The report further lists the constitutional provisions and international agreements signed by France that set forth the fundamental principle of gender equality. The wearing of the full veil is seen as contrary to these provisions and as “sexual apartheid, with on one side the world of men that is open and on the other side the world of women, constrained and closed.” The report continues that the wearing of the veil results in “the disappearance of the woman in her specificity. … It takes her away from the public place.” (Id. at 107-113.)
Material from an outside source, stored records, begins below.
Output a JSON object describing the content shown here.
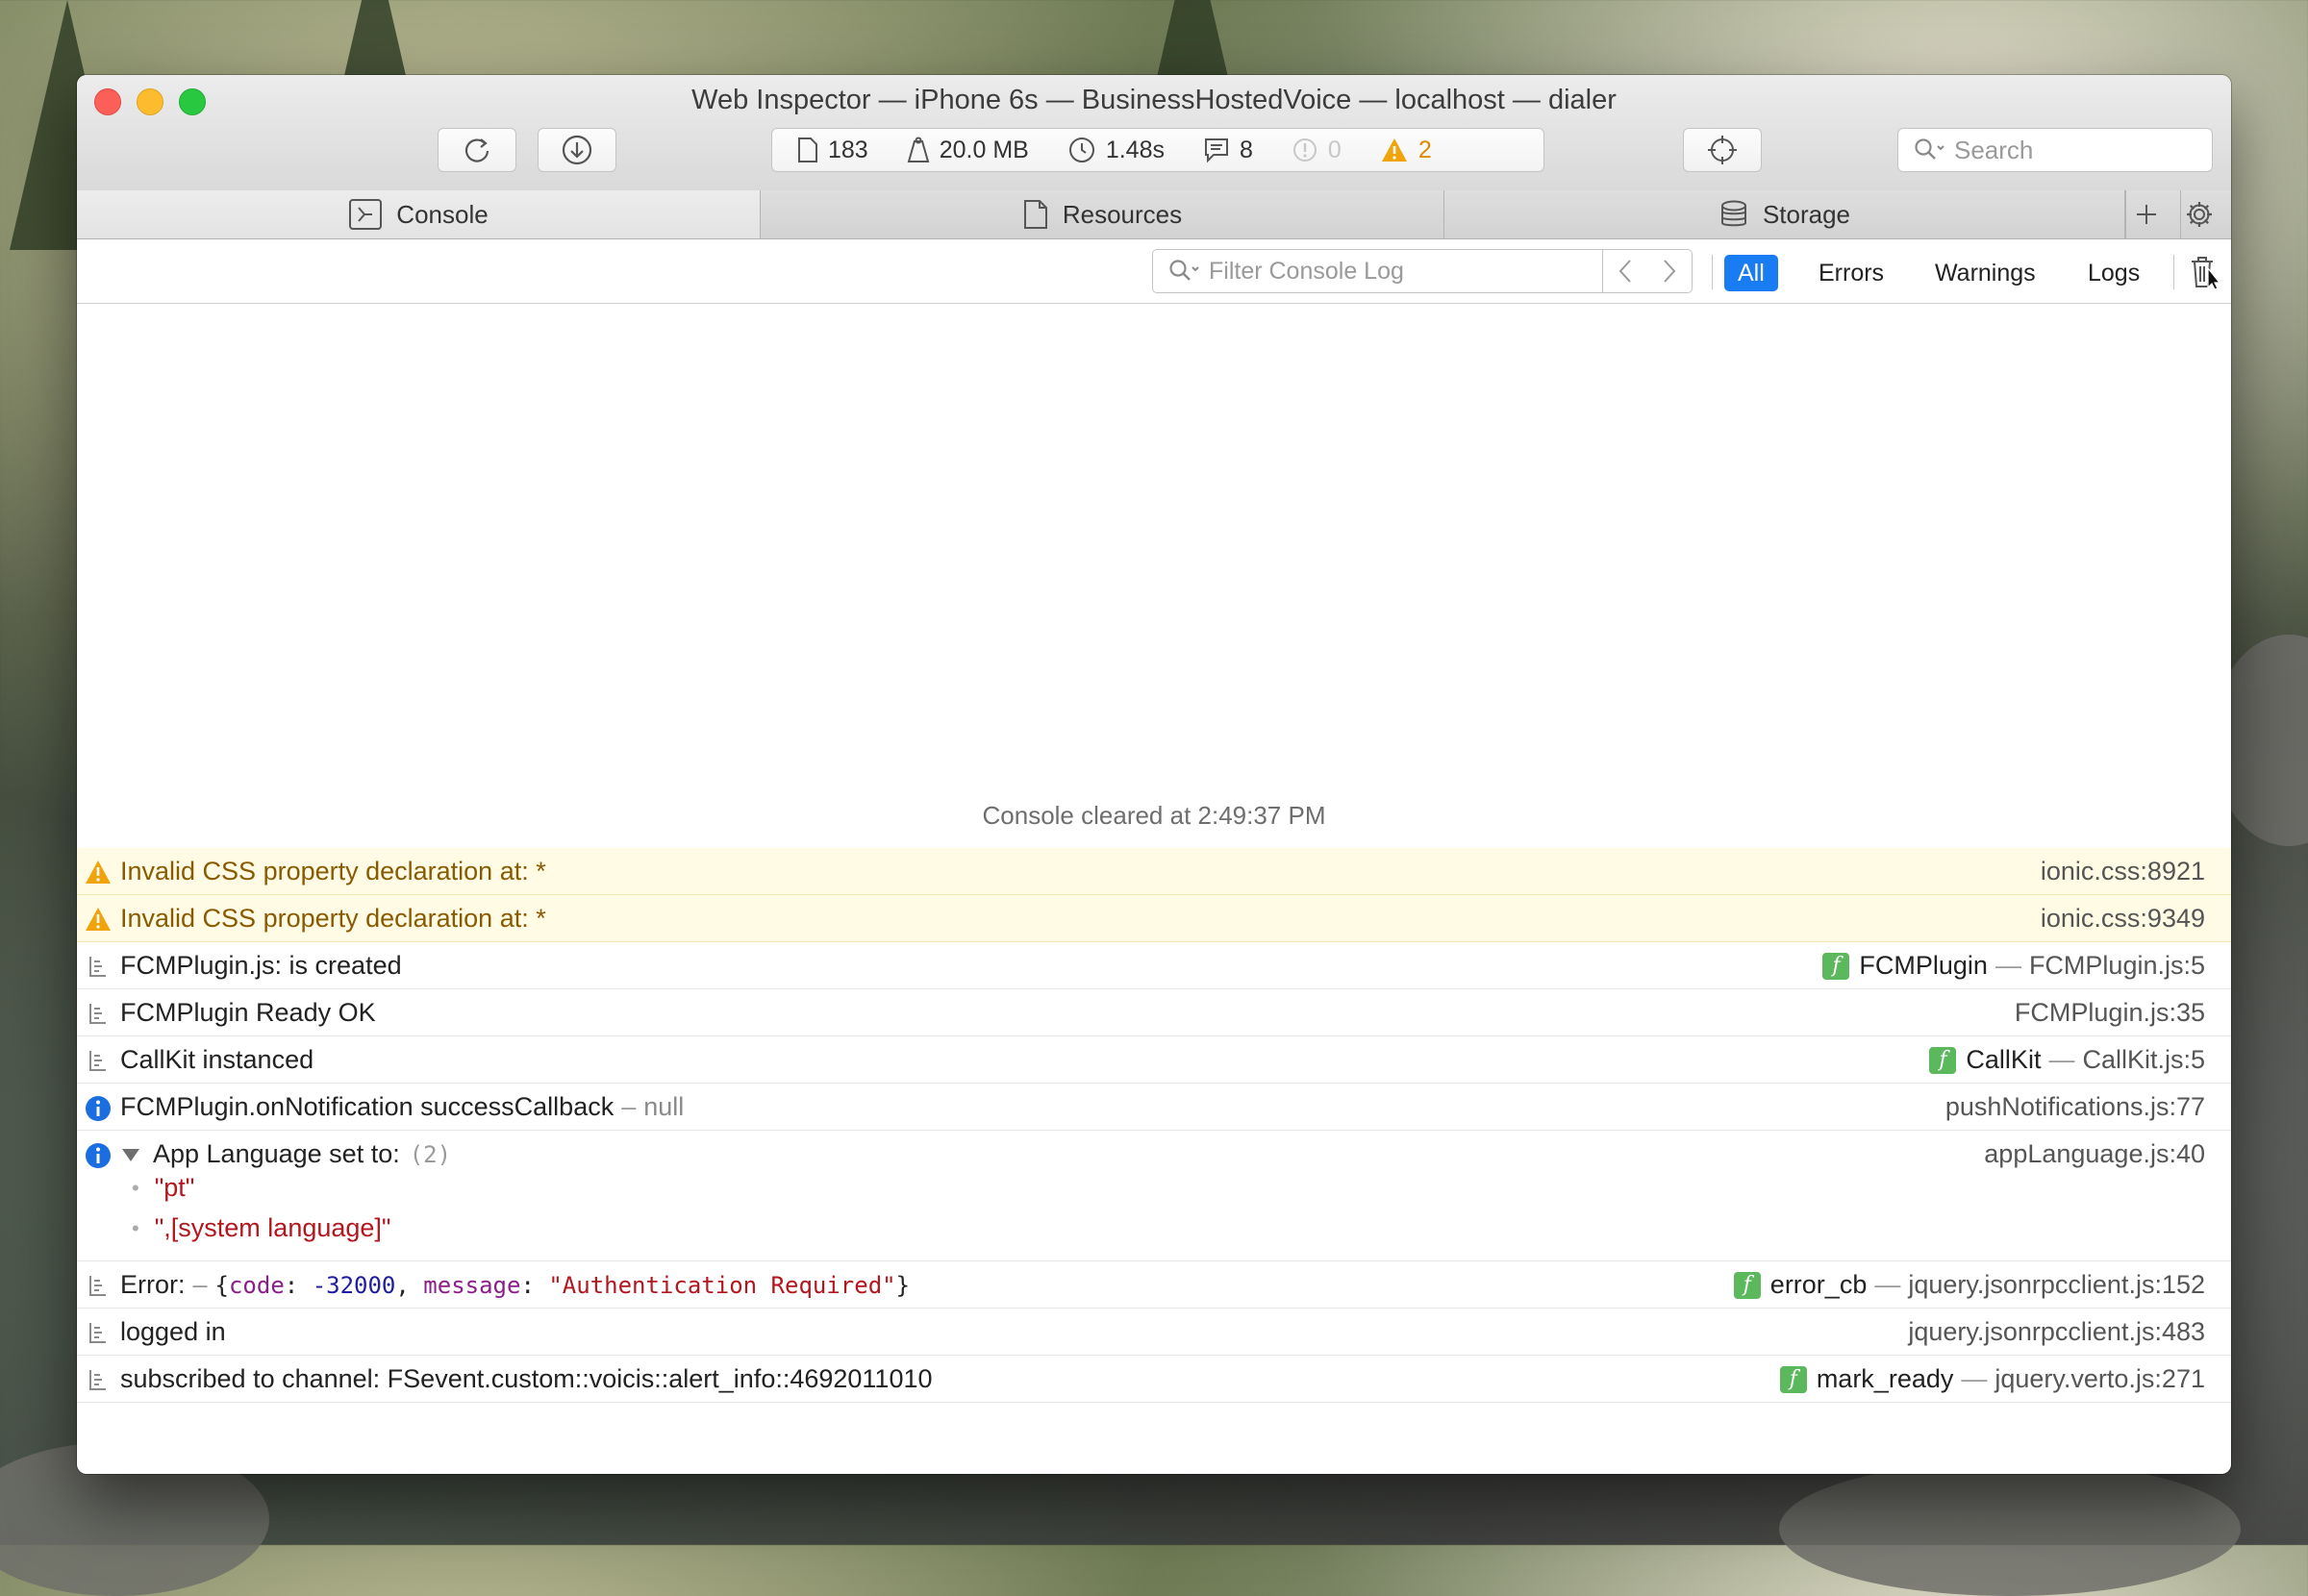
{
  "window": {
    "title": "Web Inspector — iPhone 6s — BusinessHostedVoice — localhost — dialer"
  },
  "toolbar": {
    "reload_icon": "reload-icon",
    "download_icon": "download-icon",
    "resources_count": "183",
    "memory": "20.0 MB",
    "load_time": "1.48s",
    "logs_count": "8",
    "errors_count": "0",
    "warnings_count": "2",
    "target_icon": "crosshair-icon",
    "search_placeholder": "Search"
  },
  "tabs": [
    {
      "label": "Console",
      "icon": "console-icon",
      "active": true
    },
    {
      "label": "Resources",
      "icon": "document-icon",
      "active": false
    },
    {
      "label": "Storage",
      "icon": "database-icon",
      "active": false
    }
  ],
  "filter": {
    "placeholder": "Filter Console Log",
    "levels": [
      "All",
      "Errors",
      "Warnings",
      "Logs"
    ],
    "active_level": "All"
  },
  "console": {
    "cleared_message": "Console cleared at 2:49:37 PM",
    "entries": [
      {
        "type": "warning",
        "message": "Invalid CSS property declaration at: *",
        "source": "ionic.css:8921"
      },
      {
        "type": "warning",
        "message": "Invalid CSS property declaration at: *",
        "source": "ionic.css:9349"
      },
      {
        "type": "log",
        "message": "FCMPlugin.js: is created",
        "function": "FCMPlugin",
        "source": "FCMPlugin.js:5"
      },
      {
        "type": "log",
        "message": "FCMPlugin Ready OK",
        "source": "FCMPlugin.js:35"
      },
      {
        "type": "log",
        "message": "CallKit instanced",
        "function": "CallKit",
        "source": "CallKit.js:5"
      },
      {
        "type": "info",
        "message": "FCMPlugin.onNotification successCallback",
        "extra": "null",
        "source": "pushNotifications.js:77"
      },
      {
        "type": "info",
        "message": "App Language set to:",
        "count": "(2)",
        "items": [
          "\"pt\"",
          "\",[system language]\""
        ],
        "source": "appLanguage.js:40"
      },
      {
        "type": "log",
        "message": "Error:",
        "object": {
          "code_key": "code",
          "code_val": "-32000",
          "msg_key": "message",
          "msg_val": "\"Authentication Required\""
        },
        "function": "error_cb",
        "source": "jquery.jsonrpcclient.js:152"
      },
      {
        "type": "log",
        "message": "logged in",
        "source": "jquery.jsonrpcclient.js:483"
      },
      {
        "type": "log",
        "message": "subscribed to channel: FSevent.custom::voicis::alert_info::4692011010",
        "function": "mark_ready",
        "source": "jquery.verto.js:271"
      }
    ],
    "prompt_symbol": "›"
  },
  "colors": {
    "accent": "#1a7cf2",
    "warning_bg": "#fffbe4",
    "warning_text": "#8a5a00",
    "function_badge": "#5cb85c"
  }
}
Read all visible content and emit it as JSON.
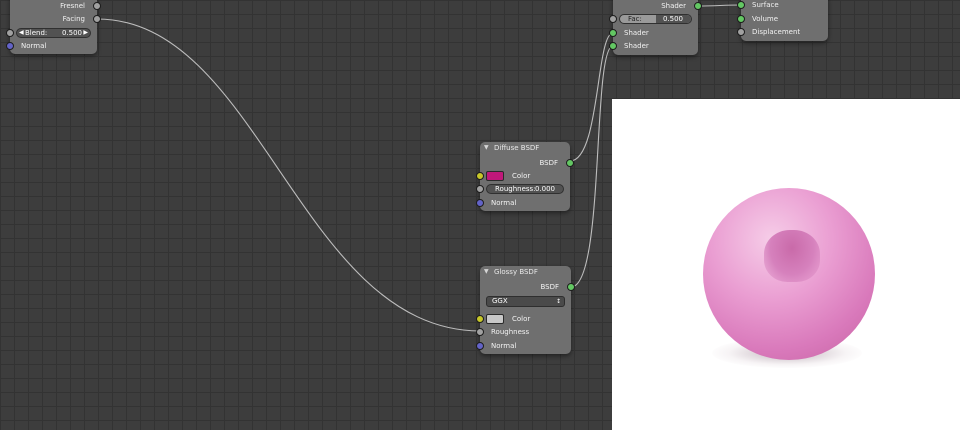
{
  "colors": {
    "socket_shader": "#63c763",
    "socket_float": "#a1a1a1",
    "socket_color": "#c7c729",
    "socket_vector": "#6363c7",
    "diffuse_color": "#c0187a",
    "glossy_color": "#c8c8c8",
    "preview_material": "#e79bd0"
  },
  "layer_weight_node": {
    "outputs": [
      "Fresnel",
      "Facing"
    ],
    "blend": {
      "label": "Blend:",
      "value": "0.500"
    },
    "inputs": [
      "Normal"
    ]
  },
  "mix_shader_node": {
    "output": "Shader",
    "fac": {
      "label": "Fac:",
      "value": "0.500"
    },
    "inputs": [
      "Shader",
      "Shader"
    ]
  },
  "material_output_node": {
    "inputs": [
      "Surface",
      "Volume",
      "Displacement"
    ]
  },
  "diffuse_node": {
    "title": "Diffuse BSDF",
    "output": "BSDF",
    "color_label": "Color",
    "roughness": {
      "label": "Roughness:",
      "value": "0.000"
    },
    "normal_label": "Normal"
  },
  "glossy_node": {
    "title": "Glossy BSDF",
    "output": "BSDF",
    "distribution": "GGX",
    "color_label": "Color",
    "roughness_label": "Roughness",
    "normal_label": "Normal"
  },
  "icons": {
    "collapse": "collapse-arrow-icon",
    "slider_left": "decrement-arrow-icon",
    "slider_right": "increment-arrow-icon",
    "dropdown": "dropdown-arrows-icon"
  },
  "sliders": {
    "blend_fill": 0.5,
    "fac_fill": 0.5,
    "roughness_fill": 0.0
  }
}
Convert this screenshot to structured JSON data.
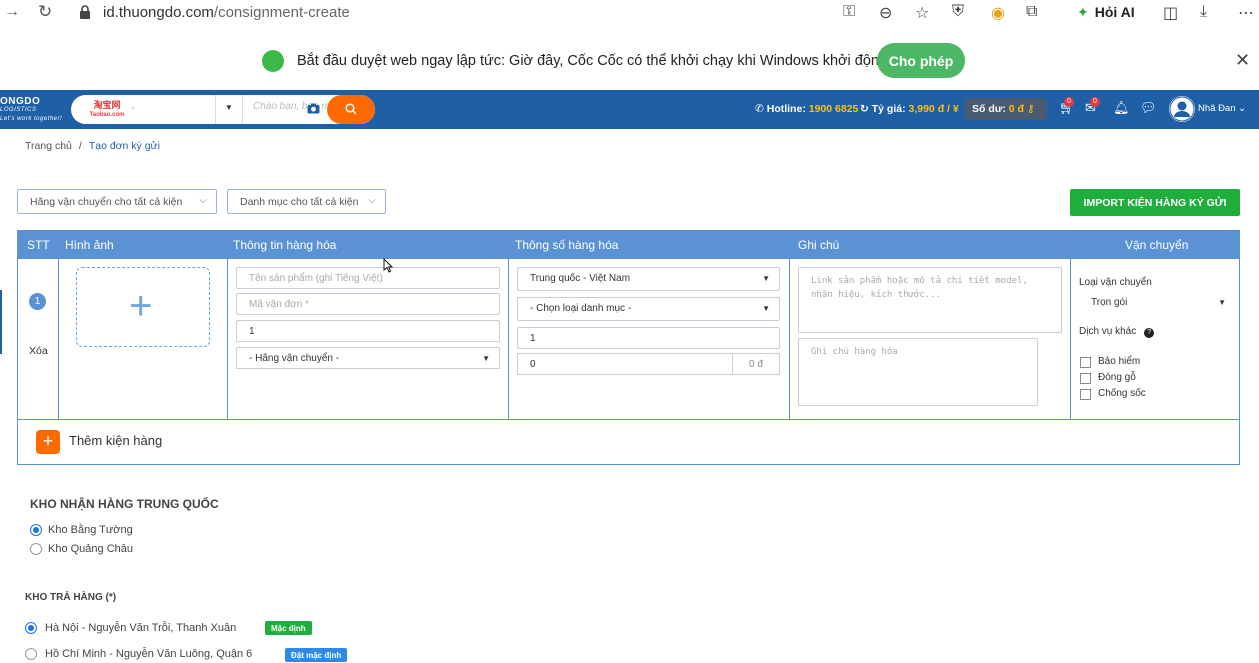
{
  "browser": {
    "url_host": "id.thuongdo.com",
    "url_path": "/consignment-create",
    "hoi_ai_label": "Hỏi AI",
    "icons": [
      "back-icon",
      "reload-icon",
      "lock-icon",
      "key-icon",
      "zoom-out-icon",
      "star-icon",
      "shield-icon",
      "coccoc-icon",
      "extension-icon",
      "split-view-icon",
      "download-icon",
      "more-icon"
    ]
  },
  "notification": {
    "text": "Bắt đầu duyệt web ngay lập tức: Giờ đây, Cốc Cốc có thể khởi chạy khi Windows khởi động.",
    "allow_label": "Cho phép",
    "close_label": "✕"
  },
  "site_header": {
    "logo_text": "ONGDO",
    "logo_sub": "LOGISTICS",
    "logo_tagline": "Let's work together!",
    "taobao_label": "淘宝网",
    "taobao_sub": "Taobao.com",
    "search_placeholder": "Chào bạn, bạn muốn tìm",
    "hotline_label": "Hotline:",
    "hotline_value": "1900 6825",
    "rate_label": "Tỷ giá:",
    "rate_value": "3,990 đ / ¥",
    "balance_label": "Số dư:",
    "balance_value": "0 đ",
    "cart_badge": "0",
    "mail_badge": "0",
    "user_name": "Nhã Đan"
  },
  "breadcrumb": {
    "home": "Trang chủ",
    "separator": "/",
    "current": "Tạo đơn ký gửi"
  },
  "filters": {
    "carrier_all": "Hãng vận chuyển cho tất cả kiện",
    "category_all": "Danh mục cho tất cả kiện",
    "import_label": "IMPORT KIỆN HÀNG KÝ GỬI"
  },
  "table": {
    "headers": {
      "stt": "STT",
      "image": "Hình ảnh",
      "product_info": "Thông tin hàng hóa",
      "product_specs": "Thông số hàng hóa",
      "notes": "Ghi chú",
      "shipping": "Vận chuyển"
    },
    "row": {
      "number": "1",
      "delete_label": "Xóa",
      "product_name_placeholder": "Tên sản phẩm (ghi Tiếng Việt)",
      "tracking_placeholder": "Mã vận đơn *",
      "quantity_value": "1",
      "carrier_select": "- Hãng vận chuyển -",
      "route_select": "Trung quốc - Việt Nam",
      "category_select": "- Chọn loại danh mục -",
      "spec_quantity": "1",
      "price_value": "0",
      "price_suffix": "0 đ",
      "link_placeholder": "Link sản phẩm hoặc mô tả chi tiết model, nhãn hiệu, kích thước...",
      "note_placeholder": "Ghi chú hàng hóa",
      "shipping_type_label": "Loại vận chuyển",
      "shipping_type_value": "Trọn gói",
      "extra_services_label": "Dịch vụ khác",
      "help_label": "?",
      "services": [
        "Bảo hiểm",
        "Đóng gỗ",
        "Chống sốc"
      ]
    },
    "add_package_label": "Thêm kiện hàng"
  },
  "china_warehouse": {
    "title": "KHO NHẬN HÀNG TRUNG QUỐC",
    "options": [
      "Kho Bằng Tường",
      "Kho Quảng Châu"
    ],
    "selected_index": 0
  },
  "return_warehouse": {
    "title": "KHO TRẢ HÀNG (*)",
    "options": [
      "Hà Nội - Nguyễn Văn Trỗi, Thanh Xuân",
      "Hồ Chí Minh - Nguyễn Văn Luông, Quận 6"
    ],
    "default_tag": "Mặc định",
    "set_default_tag": "Đặt mặc định",
    "selected_index": 0
  },
  "colors": {
    "header_blue": "#1f5fa6",
    "table_blue": "#5b92d4",
    "green": "#1fae3c",
    "orange": "#ff6a00"
  }
}
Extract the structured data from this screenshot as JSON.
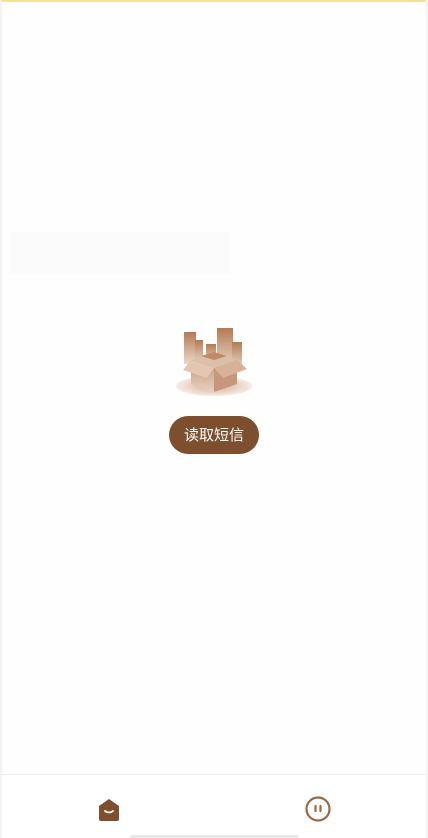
{
  "empty_state": {
    "illustration_icon": "empty-box-city-icon",
    "button_label": "读取短信"
  },
  "tab_bar": {
    "tabs": [
      {
        "icon": "home-icon",
        "active": true
      },
      {
        "icon": "profile-face-icon",
        "active": false
      }
    ]
  },
  "colors": {
    "accent": "#7d4f2e",
    "top_bar": "#f8dca0"
  }
}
With regard to the principle of fraternity, witnesses and experts stressed the importance of the face in our social life, the face as “the mirror of the soul.” They further noted that the wearing of the veil constitutes the negation of the contact with others. It also imposes an unequal situation on the other person, who is seen without seeing. The Commission noted that most of the witnesses who testified agreed that the wearing of the veil was an infringement on the social code that constitutes minimal rules for living together in French society. (Id. at 116-122.)

The third part of the report addresses the Commission recommendations and the legal basis on which some of these recommendations can be put into place without violating either the French Constitution or the European Convention on Human Rights. (Id. at 129-185.) The Commission first calls on Parliament to adopt a resolution declaring that “the wearing of the full veil is contrary to the values of the Republic.” (Id. at 129.) A majority of the Commission members favored adopting a law prohibiting the wearing in public spaces of the full veil as well as any other clothing entirely covering the face, based upon the notion of public order.

Additional recommendations include:

· conducting mediation with women wearing the veil and their families to better understand their motivations;

· notifying the competent authorities of any minor wearing the full veil, within the framework of the protection of minors in danger;

· reinforcing civic education, in particular the teaching of gender equality, within the framework of the integration contract that immigrants who wish to settle in France have to sign;

· adding gender equality and secularism to the values that persons wishing to obtain a long-stay visa need to be aware of;

· refusing the issuance of a residence card or French citizenship to individuals who practice their religion in a way incompatible with the values of the Republic, in particular, with the principle of gender equality. It should be considered a lack of integration with French society;

· adopting a provision prohibiting the covering of one’s face in a public space;

· taking into account, in asylum requests, wearing of the full veil as an indication of a more general persecution;

· introducing legislation that would make psychological violence between a couple a criminal offense; and

· adding incitement to i
nfringe upon the dignity of the person to article 24 of the Law on the Freedom of the Press, which already punishes incitement to discrimination, hatred, or violence against persons based on racial, religious, ethnic, or national origin.

Following the publication of the report, the Prime Minister, François Fillon, asked the Conseil d’Etat (France’s highest administrative court) to study the various legal grounds for a ban on the full veil that would be as broad as possible, as the basis for preparation of a draft law to be submitted to Parliament no later than the end of March 2009. (Le Premier Ministre demande au Conseil d’Etat d’étudier les solutions juridiques pour interdire le port du voile intégral, Prime Minister’s website, Jan. 29, 2010, available at